5 Important Things Dubai Residents Shouldn’t Do To Avoid Online Scams
Online scam has become more prevalent and sophisticated, and authorities in the United Arab Emirates are aware of these sneaky moves fraudsters employ. More than just women getting scammed by folks who pretend to be their knight in shining armor, they are also involved in taking over their bank accounts, sucking their funds dry.
The Dubai Police has since issued an alert to the public about sharing bank accounts, personal details or sending funds online to people they don’t know.
While digital platforms made it easier for people worldwide to communicate and spread information, they have also become more exposed to scammers in the process.
A common method to scam online is phishing, in which fraudsters gain control of someone’s access such as bank accounts by tricking victims into providing vital information. For example, they can pass off a fake website as a legitimate one and retrieve the victim’s password, email address, date of birth and other information provided by the party being deceived.
The scammer can also gain access to the account by pretending to be a representative from a victim’s bank, police or tax authorities. The victim then realizes he or she has granted someone access to his or her personal account a little too late.

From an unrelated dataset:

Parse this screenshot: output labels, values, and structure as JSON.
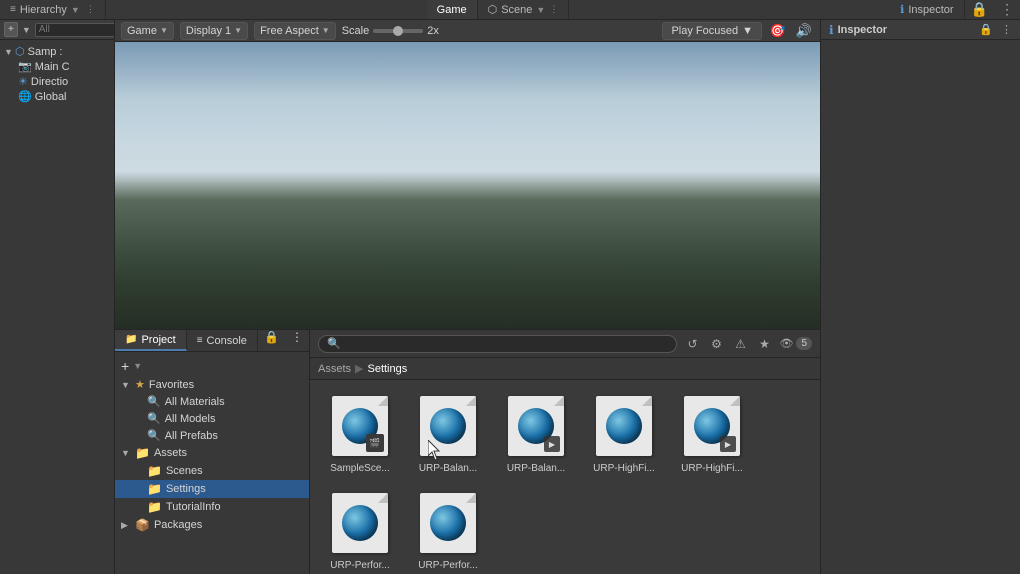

In order to ensure your personal details don’t land in the wrong hands, here are a few tips from Fraud.org:
1. Beware of “phishy” emails.
Fraudsters can pretend to be from a legitimate retailer, bank, organisation, or government agency. The sender asks by email to “confirm” your personal information for some made-up reason: your account is about to be closed, an order for something has been placed in your name, or your information has been lost because of a computer problem.
Phishers may also pose as representatives of the fraud department of a popular company and pretend to verify your information because they suspect you may be a victim of identity theft.
2. Avoid clicking on links within emails that ask for your personal information.
Links are embedded in emails to trick people into accessing fake websites that look just like the real sites of the company, organisation, or agency that fraudsters are impersonating. If you follow the instructions and enter your personal information on the website, you’ll deliver it directly into the hands of identity thieves. To check whether the message is really from the company or agency, call it directly or go to its official site.
3. Never enter your personal information in a pop-up screen.
Sometimes, a phisher will direct you to a real company’s, organisation’s, or agency’s website, but then an unauthorized pop-up screen created by the scammer appears out of the blue, with blanks in which to provide your personal information. If you fill it in, your information will go to the phisher. Legitimate companies, agencies and organisations don’t ask for personal information via pop-up screens. Install pop-up blocking software to help prevent this type of phishing attack.
4. Be wary when some contacts you and says you’ve been a victim of fraud.
If this happens, the first thing you want to do is verify the person’s identity before you provide any personal information. Legitimate credit card issuers and other companies may contact you if there is an unusual pattern indicating that someone else might be using one of your accounts. But usually they only ask if you made particular transactions; they don’t request your account number or other personal information. Law enforcement agencies might also contact you if you’ve been the victim of fraud. To be on the safe side, ask for the person’s name, the name of the agency or company, the telephone number, and the address. Get the main number from the phone book, the Internet, or directory assistance, then call to find out if the person is legitimate.
5. Be suspicious if someone contacts you unexpectedly and asks for your personal information.
It’s hard to tell whether something is legitimate by looking at an email or a website, or talking to someone on the phone. But if you’re contacted out of the blue and asked for your personal information, it’s a warning sign that something is “phishy.” Legitimate companies and agencies don’t operate that way.
Armed with such knowledge, Filipino and other workers in the United Arab Emirates must be mindful of their online activities, never overshare information and be vigilant against the tell-tale signs as described above.